“You know your mum…give her time, she’ll come around.”
“But Dad, what’s so wrong with being in a relationship with someone who is not from our tribe? Fine, I know it’s a stretch because he is not Ghanaian, but still…it’s not like I chose to fall in love with him. She hasn’t even met him!” Kyerewa reasoned.
Laughing, Kyerewa’s dad responded: “Love is a decision. And whatever decision you take, you need to be bold enough to handle the consequences. You may not know the future, but if you’re at peace with your decision, the rest will fall in place.”
Kyerewa felt a rush of gratitude for her dad. He was surprisingly quite understanding when she least expected it, and she found it easier to talk to him about some things. She sighed…
“Alright Dad, thank you. Please send Mama my love. And let her know we’ll come and visit soon.”
“I heard you ohhh!” Kyerewa’s mum shouted in the background, clearly eavesdropping on their conversation.
“Why am I not surprised?” Kyerewa muttered under her breath, holding back laughter. At least it was better than her mum not speaking to her at all.
“Do you want to come and speak to your daughter instead of standing there shouting?” Kyerewa’s dad teased.
“No, thank you. I’ll wait and do my own assessment when they finally come and visit,” Kyerewa’s mum protested.
This was Kyerewa’s cue to end the call. “Alright Dad, hopefully we see you soon.”
“Alright K, take care, and don’t worry your mum loves you,” he assured.
“I know,” Kyerewa smiled.
Betty was exhausted but elated. Her clients had loved her dresses and the fittings had been smooth. After the wedding, Betty had gained more followers on Instagram, and the orders were pouring in. She had been hoping for growth in her business but hadn’t anticipated this. The girls had suggested getting someone to help, so she could meet the orders in time.
“Yeah, that will be a good idea,” Betty agreed.
“But at the same time, don’t take on more orders than you can handle,” Naa advised. “Otherwise you’ll compromise on quality.”
“True,” the girls agreed.
Taking their advice, she had put up an ad for an assistant, but hadn’t had much luck. Her cousin had offered to help her until she at least found someone. So far, the arrangement had worked, and she was grateful her cousin stepped in when she did.
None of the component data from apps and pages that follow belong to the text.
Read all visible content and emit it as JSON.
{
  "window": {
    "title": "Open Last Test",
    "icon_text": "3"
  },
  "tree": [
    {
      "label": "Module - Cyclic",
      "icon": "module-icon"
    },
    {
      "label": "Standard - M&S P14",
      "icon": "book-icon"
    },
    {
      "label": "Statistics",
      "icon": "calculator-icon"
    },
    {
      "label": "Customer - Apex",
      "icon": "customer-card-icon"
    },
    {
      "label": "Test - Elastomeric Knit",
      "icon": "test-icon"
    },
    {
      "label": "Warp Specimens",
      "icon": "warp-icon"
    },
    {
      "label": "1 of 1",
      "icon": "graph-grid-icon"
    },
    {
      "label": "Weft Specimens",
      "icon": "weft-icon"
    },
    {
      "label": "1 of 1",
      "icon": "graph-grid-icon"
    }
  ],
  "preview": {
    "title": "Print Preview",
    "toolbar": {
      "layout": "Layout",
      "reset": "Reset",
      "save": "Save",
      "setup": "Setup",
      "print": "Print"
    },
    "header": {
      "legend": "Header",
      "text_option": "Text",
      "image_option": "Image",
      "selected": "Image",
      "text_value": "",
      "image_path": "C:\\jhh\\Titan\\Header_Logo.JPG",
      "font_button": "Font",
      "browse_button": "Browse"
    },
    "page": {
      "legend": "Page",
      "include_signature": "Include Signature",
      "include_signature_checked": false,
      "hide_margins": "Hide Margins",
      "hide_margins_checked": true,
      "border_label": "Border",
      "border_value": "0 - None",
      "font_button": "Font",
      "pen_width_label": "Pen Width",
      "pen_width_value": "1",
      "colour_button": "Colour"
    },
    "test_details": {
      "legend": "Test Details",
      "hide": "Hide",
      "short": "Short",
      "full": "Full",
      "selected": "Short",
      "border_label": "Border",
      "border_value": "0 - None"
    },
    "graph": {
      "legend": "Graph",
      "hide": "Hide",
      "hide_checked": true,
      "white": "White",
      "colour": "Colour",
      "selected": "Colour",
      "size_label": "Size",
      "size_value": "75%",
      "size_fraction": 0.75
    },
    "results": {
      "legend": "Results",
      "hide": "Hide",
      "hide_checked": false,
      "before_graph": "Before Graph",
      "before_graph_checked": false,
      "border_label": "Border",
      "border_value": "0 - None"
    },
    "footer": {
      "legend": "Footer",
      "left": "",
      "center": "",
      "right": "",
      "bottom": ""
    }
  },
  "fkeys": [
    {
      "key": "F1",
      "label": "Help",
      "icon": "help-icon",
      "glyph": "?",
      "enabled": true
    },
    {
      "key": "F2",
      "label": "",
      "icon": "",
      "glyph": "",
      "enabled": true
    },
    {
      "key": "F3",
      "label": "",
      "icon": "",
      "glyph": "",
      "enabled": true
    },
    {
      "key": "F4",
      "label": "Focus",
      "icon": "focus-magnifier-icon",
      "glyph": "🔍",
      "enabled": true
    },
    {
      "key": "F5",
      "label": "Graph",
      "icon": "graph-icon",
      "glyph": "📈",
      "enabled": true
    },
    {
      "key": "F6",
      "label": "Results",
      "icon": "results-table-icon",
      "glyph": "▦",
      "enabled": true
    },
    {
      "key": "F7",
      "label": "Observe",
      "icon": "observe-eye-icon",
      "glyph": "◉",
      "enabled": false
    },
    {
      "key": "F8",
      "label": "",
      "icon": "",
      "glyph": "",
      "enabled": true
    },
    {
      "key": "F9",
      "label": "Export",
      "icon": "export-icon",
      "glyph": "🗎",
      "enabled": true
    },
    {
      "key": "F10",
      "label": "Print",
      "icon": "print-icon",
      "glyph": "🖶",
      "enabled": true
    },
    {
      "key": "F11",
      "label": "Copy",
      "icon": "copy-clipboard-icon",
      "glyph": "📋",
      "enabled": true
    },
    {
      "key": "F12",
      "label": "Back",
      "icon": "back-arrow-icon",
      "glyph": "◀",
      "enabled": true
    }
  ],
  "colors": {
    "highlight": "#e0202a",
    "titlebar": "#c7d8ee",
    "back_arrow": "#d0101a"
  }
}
She paused and daydreamed for a second on how she’ll eventually open a bigger shop, hire more people, and make a name in the fashion industry.
Smiling to herself, she said “Baby steps Betty, baby steps…”
Naa punched in a full stop after the final paragraph. She had drafted her resignation letter and let Kyerewa and Manza look through it.
“You are the English and Legal people,” she had teased.
“Ei Naa, are you sure about this?” Kyerewa asked one more time in a last attempt to get her to change her mind.
Naa shot her a look.
Resisting the urge to laugh, Kyerewa raised her hands in surrender and quickly apologized.
“Alright, alright, the letter is good to go.”
“Yep,” Manza agreed. “Your English is just fine!” she winked.
Relieved, Naa opened her email and attached the letter. Although she had made up her mind, she could hear her heart pounding. Was she doing the right thing after all?
Sensing the internal war within Naa, Manza said “Now is not the time to doubt yourself. I’m sure you’ve weighed all the options. It won’t be easy but if you have God’s backing, you’ll be okay…okay?”
Naa sighed, as Kyerewa placed a reassuring hand on her shoulder. “Whatever happens, you know we’ve always got you. Who knows, you may just be the person God is using to teach some of us to take risks.”
“Yeah, like marrying a white man,” Manza quipped, unable to help herself.
Opening her mouth in shock, Kyerewa exclaimed “You this Manza, I’ll get you!”
Feeling the tension ease, Naa laughed, and turned back to her laptop. It was now or never…